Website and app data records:
⁂

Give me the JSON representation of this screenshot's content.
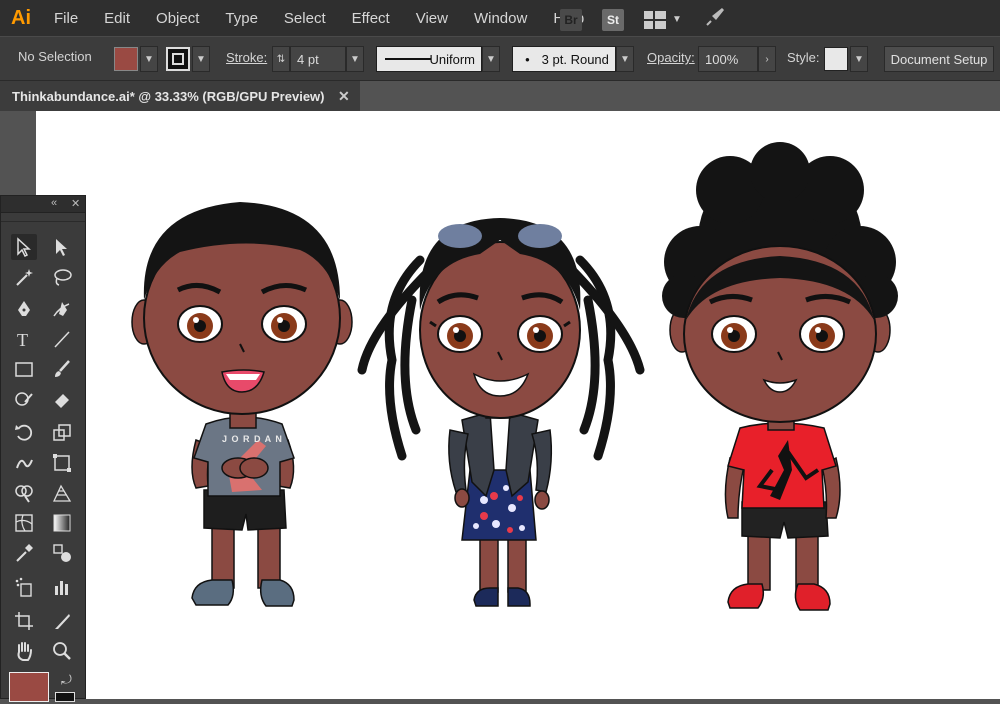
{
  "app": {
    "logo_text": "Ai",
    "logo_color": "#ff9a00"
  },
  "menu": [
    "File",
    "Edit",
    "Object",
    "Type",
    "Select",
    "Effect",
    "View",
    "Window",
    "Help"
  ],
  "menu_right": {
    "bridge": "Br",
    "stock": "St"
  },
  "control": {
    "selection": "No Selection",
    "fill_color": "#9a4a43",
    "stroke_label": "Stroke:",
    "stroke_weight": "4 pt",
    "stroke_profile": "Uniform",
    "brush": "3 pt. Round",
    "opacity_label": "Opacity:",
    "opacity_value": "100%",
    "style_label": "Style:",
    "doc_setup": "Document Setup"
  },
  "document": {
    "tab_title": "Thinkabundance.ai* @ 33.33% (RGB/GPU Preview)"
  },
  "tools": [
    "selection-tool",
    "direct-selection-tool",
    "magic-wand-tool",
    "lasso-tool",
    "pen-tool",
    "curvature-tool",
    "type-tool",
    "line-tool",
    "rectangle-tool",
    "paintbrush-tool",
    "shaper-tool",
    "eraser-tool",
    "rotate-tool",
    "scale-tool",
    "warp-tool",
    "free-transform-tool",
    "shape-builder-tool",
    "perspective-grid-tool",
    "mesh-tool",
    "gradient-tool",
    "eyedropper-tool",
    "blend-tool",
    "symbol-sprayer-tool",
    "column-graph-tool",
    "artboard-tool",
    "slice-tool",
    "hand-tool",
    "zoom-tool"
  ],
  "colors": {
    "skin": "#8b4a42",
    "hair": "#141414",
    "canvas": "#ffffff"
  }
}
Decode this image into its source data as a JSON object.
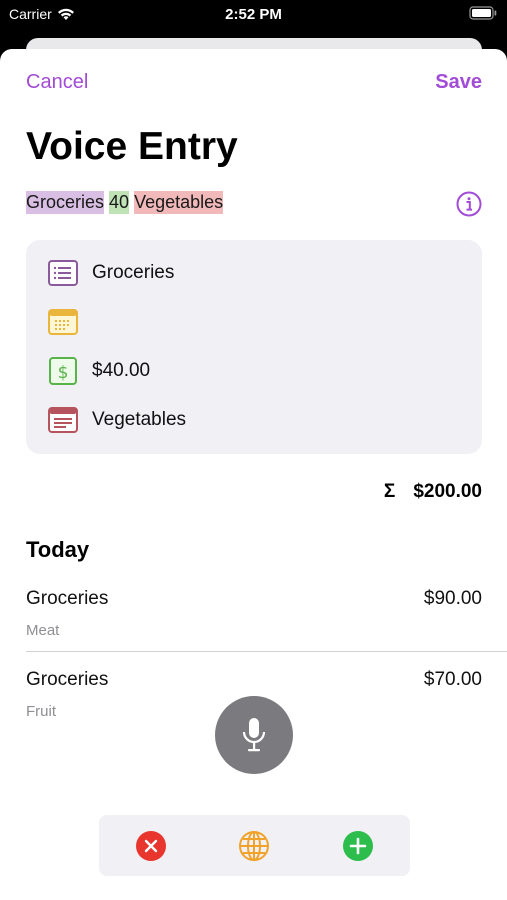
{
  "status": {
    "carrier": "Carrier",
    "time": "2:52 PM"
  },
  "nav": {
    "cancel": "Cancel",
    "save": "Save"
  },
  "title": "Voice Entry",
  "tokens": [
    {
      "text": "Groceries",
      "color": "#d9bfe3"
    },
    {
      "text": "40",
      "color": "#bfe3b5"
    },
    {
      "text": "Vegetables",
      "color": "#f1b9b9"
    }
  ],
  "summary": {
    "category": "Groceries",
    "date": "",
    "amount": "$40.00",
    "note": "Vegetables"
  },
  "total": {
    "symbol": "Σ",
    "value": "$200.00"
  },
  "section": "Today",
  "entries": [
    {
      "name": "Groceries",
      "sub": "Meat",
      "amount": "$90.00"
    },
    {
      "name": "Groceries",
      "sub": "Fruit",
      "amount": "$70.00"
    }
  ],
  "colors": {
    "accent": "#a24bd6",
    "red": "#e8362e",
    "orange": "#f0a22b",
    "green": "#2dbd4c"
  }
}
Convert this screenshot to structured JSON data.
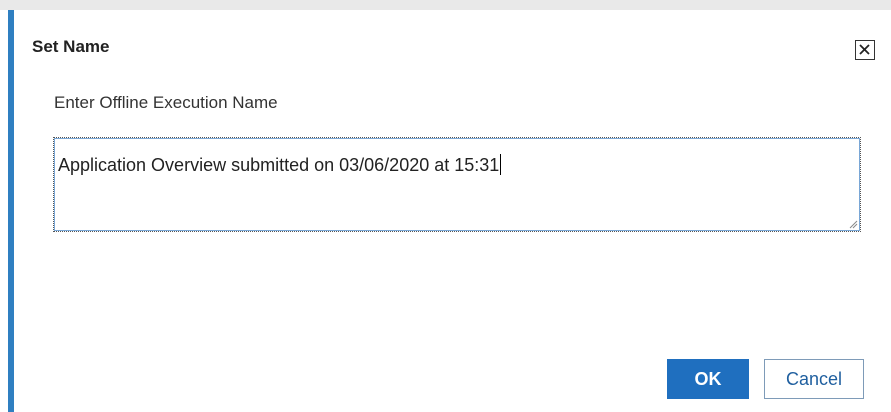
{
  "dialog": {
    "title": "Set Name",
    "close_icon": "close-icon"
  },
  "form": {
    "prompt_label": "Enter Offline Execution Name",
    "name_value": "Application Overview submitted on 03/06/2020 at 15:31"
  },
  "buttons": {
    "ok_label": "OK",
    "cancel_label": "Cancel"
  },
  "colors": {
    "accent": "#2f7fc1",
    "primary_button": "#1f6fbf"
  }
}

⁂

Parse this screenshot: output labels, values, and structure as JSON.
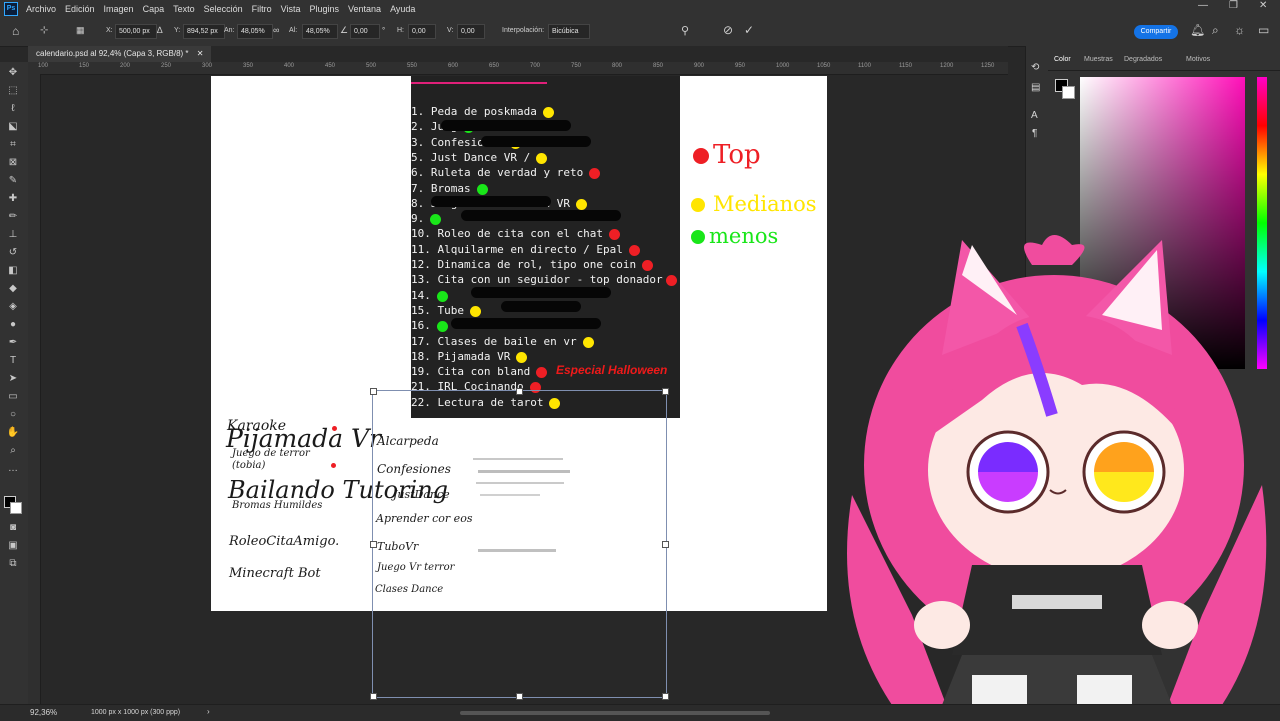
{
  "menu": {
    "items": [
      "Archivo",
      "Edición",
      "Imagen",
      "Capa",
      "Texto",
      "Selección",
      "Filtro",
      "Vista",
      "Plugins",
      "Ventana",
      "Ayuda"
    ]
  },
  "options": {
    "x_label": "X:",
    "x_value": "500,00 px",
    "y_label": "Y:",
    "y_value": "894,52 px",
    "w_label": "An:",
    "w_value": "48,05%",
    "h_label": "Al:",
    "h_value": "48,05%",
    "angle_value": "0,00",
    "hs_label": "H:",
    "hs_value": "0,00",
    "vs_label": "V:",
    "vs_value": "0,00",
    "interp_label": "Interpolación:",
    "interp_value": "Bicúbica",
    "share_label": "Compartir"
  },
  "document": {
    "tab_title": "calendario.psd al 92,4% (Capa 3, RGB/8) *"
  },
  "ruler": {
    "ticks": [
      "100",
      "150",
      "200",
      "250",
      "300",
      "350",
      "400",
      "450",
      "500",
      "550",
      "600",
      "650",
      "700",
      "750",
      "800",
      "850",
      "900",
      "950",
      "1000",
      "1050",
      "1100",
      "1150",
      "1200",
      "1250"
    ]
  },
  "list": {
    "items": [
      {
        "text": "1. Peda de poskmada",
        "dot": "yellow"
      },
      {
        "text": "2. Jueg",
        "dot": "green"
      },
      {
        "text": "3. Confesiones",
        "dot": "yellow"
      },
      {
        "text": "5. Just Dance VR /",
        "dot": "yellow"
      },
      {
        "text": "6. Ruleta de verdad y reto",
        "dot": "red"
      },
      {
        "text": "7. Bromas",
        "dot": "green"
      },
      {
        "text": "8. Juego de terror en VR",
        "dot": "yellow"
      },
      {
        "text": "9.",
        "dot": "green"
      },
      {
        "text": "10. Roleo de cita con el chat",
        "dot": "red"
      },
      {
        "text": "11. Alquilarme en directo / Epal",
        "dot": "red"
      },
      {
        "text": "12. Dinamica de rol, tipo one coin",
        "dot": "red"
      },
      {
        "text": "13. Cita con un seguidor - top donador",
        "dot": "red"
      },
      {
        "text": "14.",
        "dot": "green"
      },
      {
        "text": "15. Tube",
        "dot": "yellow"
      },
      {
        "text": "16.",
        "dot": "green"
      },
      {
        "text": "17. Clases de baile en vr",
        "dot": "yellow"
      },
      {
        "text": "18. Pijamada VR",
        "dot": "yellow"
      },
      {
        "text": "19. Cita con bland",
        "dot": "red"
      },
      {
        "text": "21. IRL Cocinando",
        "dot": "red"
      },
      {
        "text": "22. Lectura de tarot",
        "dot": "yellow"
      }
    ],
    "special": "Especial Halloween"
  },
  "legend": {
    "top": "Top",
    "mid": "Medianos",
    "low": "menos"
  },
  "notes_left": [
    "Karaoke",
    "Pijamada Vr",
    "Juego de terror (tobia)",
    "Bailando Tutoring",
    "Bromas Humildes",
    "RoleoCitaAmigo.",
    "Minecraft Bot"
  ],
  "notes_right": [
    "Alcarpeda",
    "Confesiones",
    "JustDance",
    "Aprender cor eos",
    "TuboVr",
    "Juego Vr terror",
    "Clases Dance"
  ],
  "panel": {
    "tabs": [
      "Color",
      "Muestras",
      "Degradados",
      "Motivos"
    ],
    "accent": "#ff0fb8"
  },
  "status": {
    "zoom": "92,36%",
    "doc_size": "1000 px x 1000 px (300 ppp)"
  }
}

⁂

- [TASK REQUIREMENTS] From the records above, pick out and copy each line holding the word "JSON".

- [EXERCISE ANSWER]
Give me the JSON representation of this screenshot's content.
Decode this image into its source data as a JSON object.
Convert this screenshot to structured JSON data.
Parse this screenshot: output labels, values, and structure as JSON.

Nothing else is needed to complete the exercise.